Scott Keiji Takeda plays Calvin Sakamoto, a Japanese American, who gets hauled off into the internment camp.  He is the love interest and not really dangerous although he carries an unloaded cap pistol with him.  Takeda has a strong voice and has a comic sensibility about him and just about everything he said provoked laughter from the audience. His work is superior.

Daniel Valdez plays the father, Cayetano Montaño, and provides a solid performance. Valdez brings a lot of life to the role of father, husband, and worker. Discovering the loss of his son is a terrific moment in the play. Valdez is an exceptional actor that creates light from the darkness.

Melanie Arii Mah is Thelma, the woman caught between two worlds.  She is slightly mixed up and really doesn’t know what she wants.  She doesn’t love the man chosen for her and she is also ambivalent to take the man she loves and thereby defying her father. (see Romeo and Juliet) She seems resigned to understand that any decision is a bad decision for someone she’s involved with so she plays it close to her being.  One interesting thought is that her actions are all actions remembered by her husband.  

Lakin Valdez plays Benjamin Montaño and there is more work to done with this character. Anger should be left to specific moments during the course of his life and should have been directed at circumstances rather than people.
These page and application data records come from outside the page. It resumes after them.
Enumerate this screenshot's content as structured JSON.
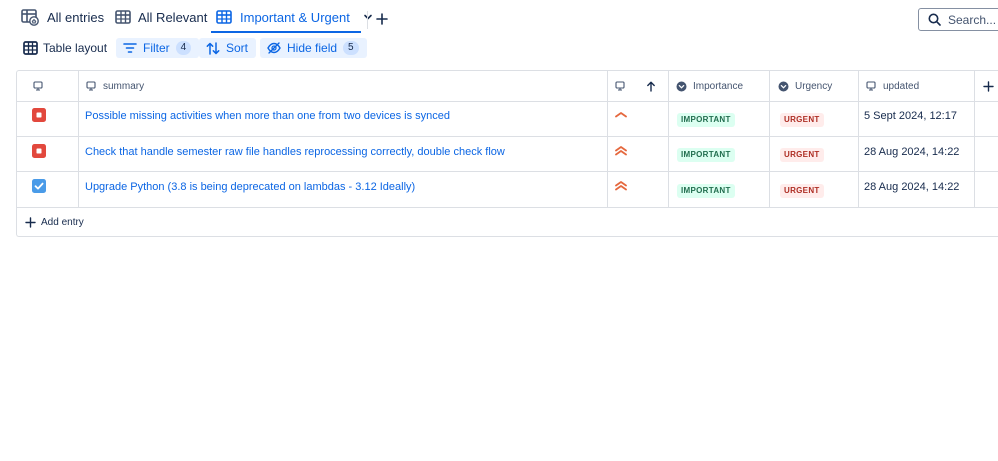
{
  "tabs": [
    {
      "label": "All entries",
      "icon": "table-home-icon",
      "active": false
    },
    {
      "label": "All Relevant",
      "icon": "table-icon",
      "active": false
    },
    {
      "label": "Important & Urgent",
      "icon": "table-icon",
      "active": true
    }
  ],
  "search": {
    "placeholder": "Search..."
  },
  "toolbar": {
    "layout_label": "Table layout",
    "filter_label": "Filter",
    "filter_count": "4",
    "sort_label": "Sort",
    "hide_label": "Hide field",
    "hide_count": "5"
  },
  "table": {
    "columns": {
      "summary": "summary",
      "importance": "Importance",
      "urgency": "Urgency",
      "updated": "updated"
    },
    "rows": [
      {
        "status": "red-stop",
        "summary": "Possible missing activities when more than one from two devices is synced",
        "priority": "high",
        "importance": "IMPORTANT",
        "urgency": "URGENT",
        "updated": "5 Sept 2024, 12:17"
      },
      {
        "status": "red-stop",
        "summary": "Check that handle semester raw file handles reprocessing correctly, double check flow",
        "priority": "highest",
        "importance": "IMPORTANT",
        "urgency": "URGENT",
        "updated": "28 Aug 2024, 14:22"
      },
      {
        "status": "blue-check",
        "summary": "Upgrade Python (3.8 is being deprecated on lambdas - 3.12 Ideally)",
        "priority": "highest",
        "importance": "IMPORTANT",
        "urgency": "URGENT",
        "updated": "28 Aug 2024, 14:22"
      }
    ],
    "add_entry_label": "Add entry"
  },
  "colors": {
    "accent": "#0c66e4",
    "important_bg": "#dcfff1",
    "important_text": "#216e4e",
    "urgent_bg": "#ffeceb",
    "urgent_text": "#ae2e24",
    "stop_red": "#e2483d",
    "check_blue": "#4a9be8",
    "priority_orange": "#e5683e"
  }
}
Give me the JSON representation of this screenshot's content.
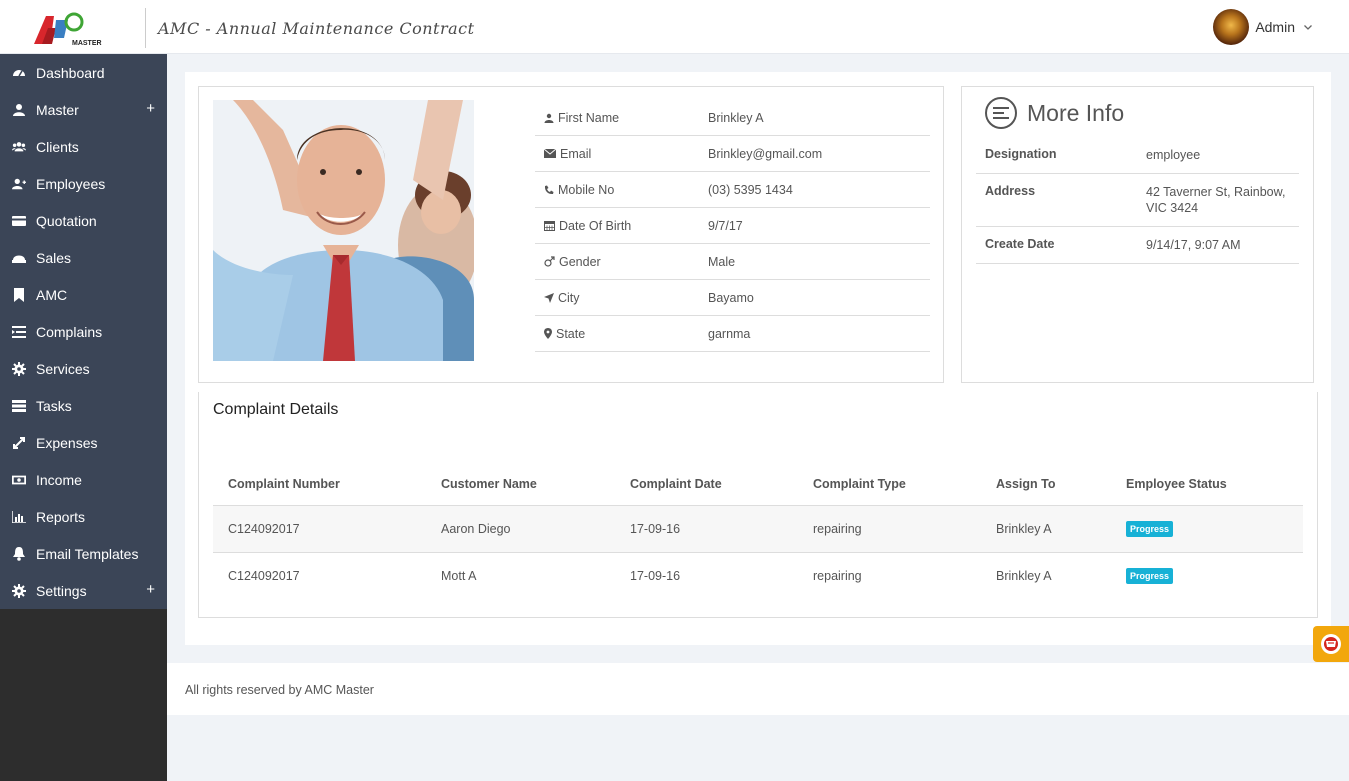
{
  "header": {
    "logo_text": "AMC MASTER",
    "title": "AMC - Annual Maintenance Contract",
    "user_name": "Admin"
  },
  "sidebar": {
    "items": [
      {
        "label": "Dashboard",
        "icon": "dashboard-icon",
        "has_plus": false
      },
      {
        "label": "Master",
        "icon": "user-icon",
        "has_plus": true
      },
      {
        "label": "Clients",
        "icon": "users-icon",
        "has_plus": false
      },
      {
        "label": "Employees",
        "icon": "user-plus-icon",
        "has_plus": false
      },
      {
        "label": "Quotation",
        "icon": "credit-card-icon",
        "has_plus": false
      },
      {
        "label": "Sales",
        "icon": "sales-icon",
        "has_plus": false
      },
      {
        "label": "AMC",
        "icon": "bookmark-icon",
        "has_plus": false
      },
      {
        "label": "Complains",
        "icon": "list-icon",
        "has_plus": false
      },
      {
        "label": "Services",
        "icon": "cog-icon",
        "has_plus": false
      },
      {
        "label": "Tasks",
        "icon": "tasks-icon",
        "has_plus": false
      },
      {
        "label": "Expenses",
        "icon": "expand-icon",
        "has_plus": false
      },
      {
        "label": "Income",
        "icon": "money-icon",
        "has_plus": false
      },
      {
        "label": "Reports",
        "icon": "bar-chart-icon",
        "has_plus": false
      },
      {
        "label": "Email Templates",
        "icon": "bell-icon",
        "has_plus": false
      },
      {
        "label": "Settings",
        "icon": "gear-icon",
        "has_plus": true
      }
    ],
    "plus_symbol": "+"
  },
  "profile": {
    "fields": [
      {
        "label": "First Name",
        "value": "Brinkley A",
        "icon": "user-icon"
      },
      {
        "label": "Email",
        "value": "Brinkley@gmail.com",
        "icon": "envelope-icon"
      },
      {
        "label": "Mobile No",
        "value": "(03) 5395 1434",
        "icon": "phone-icon"
      },
      {
        "label": "Date Of Birth",
        "value": "9/7/17",
        "icon": "calendar-icon"
      },
      {
        "label": "Gender",
        "value": "Male",
        "icon": "mars-icon"
      },
      {
        "label": "City",
        "value": "Bayamo",
        "icon": "location-arrow-icon"
      },
      {
        "label": "State",
        "value": "garnma",
        "icon": "map-marker-icon"
      }
    ]
  },
  "more_info": {
    "title": "More Info",
    "rows": [
      {
        "label": "Designation",
        "value": "employee"
      },
      {
        "label": "Address",
        "value": "42 Taverner St, Rainbow, VIC 3424"
      },
      {
        "label": "Create Date",
        "value": "9/14/17, 9:07 AM"
      }
    ]
  },
  "complaints": {
    "title": "Complaint Details",
    "columns": [
      "Complaint Number",
      "Customer Name",
      "Complaint Date",
      "Complaint Type",
      "Assign To",
      "Employee Status"
    ],
    "rows": [
      {
        "number": "C124092017",
        "customer": "Aaron Diego",
        "date": "17-09-16",
        "type": "repairing",
        "assign": "Brinkley A",
        "status": "Progress"
      },
      {
        "number": "C124092017",
        "customer": "Mott A",
        "date": "17-09-16",
        "type": "repairing",
        "assign": "Brinkley A",
        "status": "Progress"
      }
    ]
  },
  "footer": {
    "text": "All rights reserved by AMC Master"
  },
  "colors": {
    "sidebar_bg": "#3b4557",
    "badge": "#17b1d6",
    "floating_button": "#f2a70c"
  }
}
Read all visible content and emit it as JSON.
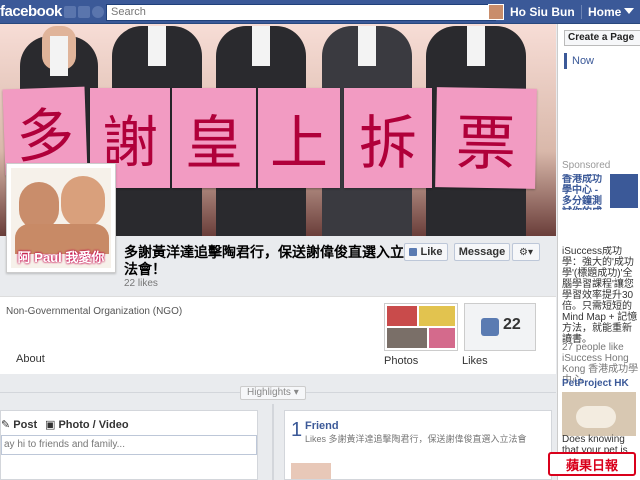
{
  "topbar": {
    "logo": "facebook",
    "search_placeholder": "Search",
    "user_name": "Ho Siu Bun",
    "home_label": "Home"
  },
  "cover": {
    "signs": [
      "多",
      "謝",
      "皇",
      "上",
      "拆",
      "票"
    ]
  },
  "profile": {
    "caption": "阿 Paul 我愛你"
  },
  "page": {
    "title": "多謝黃洋達追擊陶君行，保送謝偉俊直選入立法會！",
    "likes": "22 likes",
    "like_button": "Like",
    "message_button": "Message",
    "settings_icon": "gear-icon",
    "category": "Non-Governmental Organization (NGO)",
    "about_label": "About",
    "photos_label": "Photos",
    "likes_label": "Likes",
    "likes_number": "22"
  },
  "timeline": {
    "highlights_label": "Highlights",
    "composer": {
      "post_tab": "Post",
      "photo_tab": "Photo / Video",
      "placeholder": "ay hi to friends and family..."
    },
    "friend_box": {
      "number": "1",
      "title": "Friend",
      "text": "Likes 多謝黃洋達追擊陶君行，保送謝偉俊直選入立法會"
    }
  },
  "sidebar": {
    "create_page": "Create a Page",
    "now": "Now",
    "sponsored": "Sponsored",
    "ad1_title": "香港成功學中心 - 多分鐘測試你的成功指數",
    "ad2_text": "iSuccess成功學：強大的'成功學'(標題成功)'全腦學習課程'讓您學習效率提升30倍。只需短短的Mind Map + 記憶方法，就能重新讀書。",
    "ad2_likes": "27 people like iSuccess Hong Kong 香港成功學中心.",
    "ad3_title": "PetProject HK",
    "ad3_text": "Does knowing that your pet is",
    "watermark": "蘋果日報"
  },
  "colors": {
    "brand": "#3b5998",
    "sign_pink": "#f29bc2",
    "watermark_red": "#d9001b"
  }
}
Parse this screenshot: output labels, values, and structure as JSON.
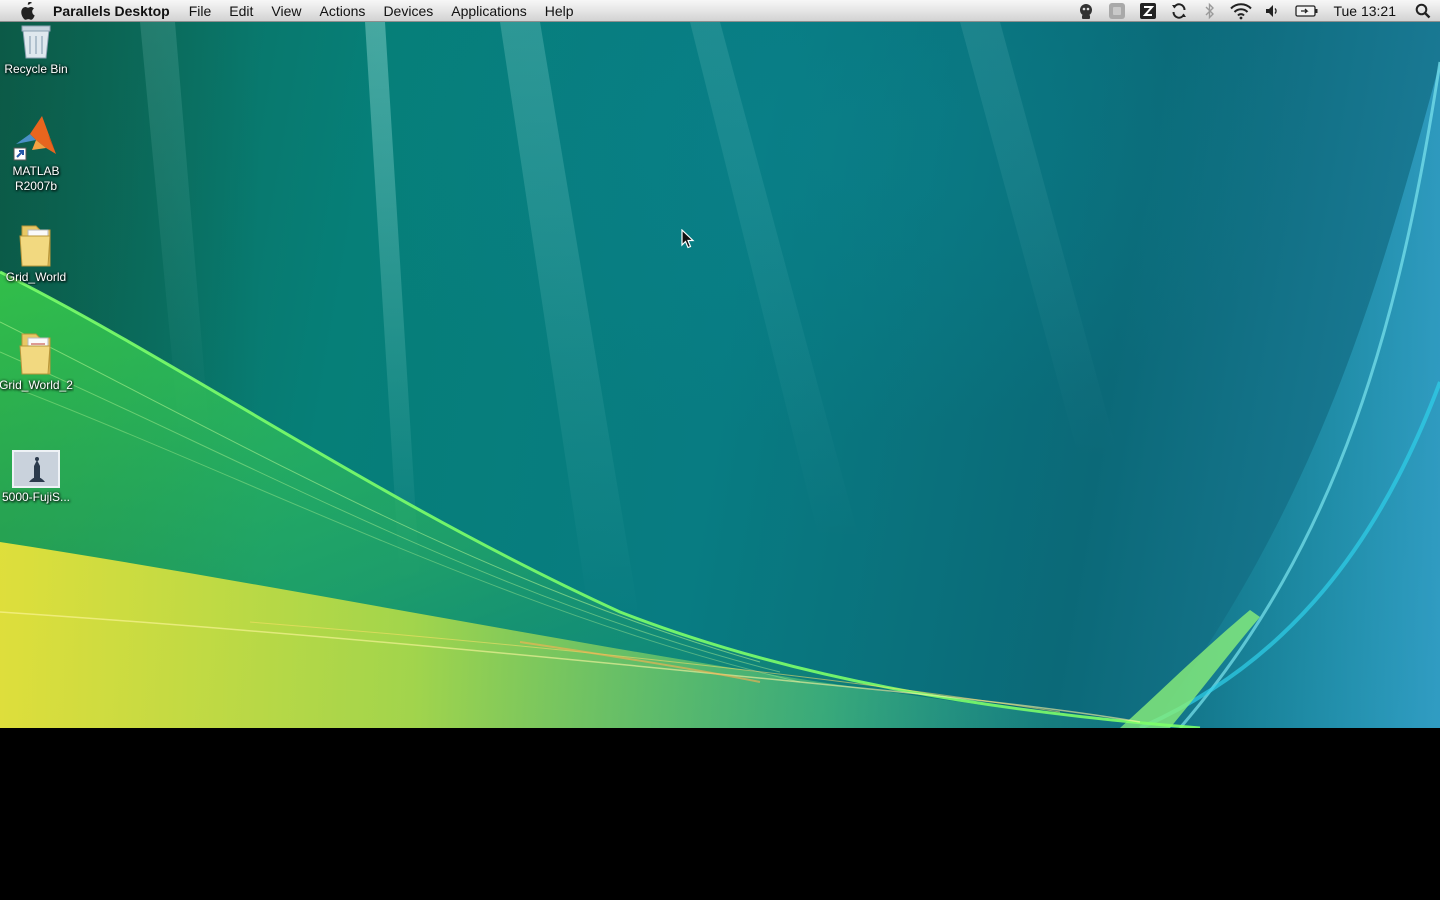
{
  "menubar": {
    "apple_icon": "apple-icon",
    "app_name": "Parallels Desktop",
    "menus": [
      "File",
      "Edit",
      "View",
      "Actions",
      "Devices",
      "Applications",
      "Help"
    ],
    "status_icons": [
      "parallels-icon",
      "coherence-icon",
      "app-switch-icon",
      "sync-icon",
      "bluetooth-icon",
      "wifi-icon",
      "volume-icon",
      "battery-icon"
    ],
    "clock": "Tue 13:21",
    "spotlight_icon": "search-icon"
  },
  "desktop": {
    "icons": [
      {
        "label": "Recycle Bin",
        "icon": "recycle-bin-icon"
      },
      {
        "label": "MATLAB R2007b",
        "icon": "matlab-icon"
      },
      {
        "label": "Grid_World",
        "icon": "folder-icon"
      },
      {
        "label": "Grid_World_2",
        "icon": "folder-icon"
      },
      {
        "label": "5000-FujiS...",
        "icon": "image-file-icon"
      }
    ]
  },
  "colors": {
    "wallpaper_teal": "#087c82",
    "wallpaper_green": "#3fe04a",
    "wallpaper_yellow": "#e8e23a",
    "menubar_bg": "#e4e4e4"
  }
}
Instead where love is critical – the objective could have been stronger. Never give up should be his mantra, on his girlfriend, then his wife, and then his child.   Love rules this character until the end when he has it all, in memory, and knows that everyone is safe and sound. He is the storyteller and every moment is a visual historical moment that moves him to tell the story in the end.  Also, desperation is a key component that was missing between the love interests.

Cast member who did not perform the night I was there were Melodie Shih, Michael Uribes, Natalie Camunas, and Ricky Pak.

In the darkness, desperation plays a vital role in the through-line of becoming one family once again. The end is reflective of the beginning in Luis Valdez’s play.  The storyteller should not be lost during the course of the actions on stage. But, is there more of a dramatic ending to be had? Possibly, we should see those who made it and maybe those that didn’t. And we should see that in dramatic fashion.

Heart was presented by the Center Theatre Group – Michael Ritchie Artistic Director – Stephen D. Rountree Managing Director – Douglas C. Baker Producing Director – Gordon Davidson Founding Director in association with El Teatro Campesino. 

Other members of the crew are as follows: 

Kinan Valdez - Associate Director
Lupe Valdez - Costume Designer
Pablo Santiago - Lighting Designer
Philip G. Allen - Sound Designer
Edgar Land - Fight Director
Rosalinda Morales and Pauline O'Con - Casting 
PJ & Roy Hirabayashi - Original Compositions and Arrangements
Noé Yaocoatl Montoya - Additional Arragements
Phillip Esparza - Executive Producer
David S. Franklin - Production Stage Manager
Susie Walsh - Stage Manager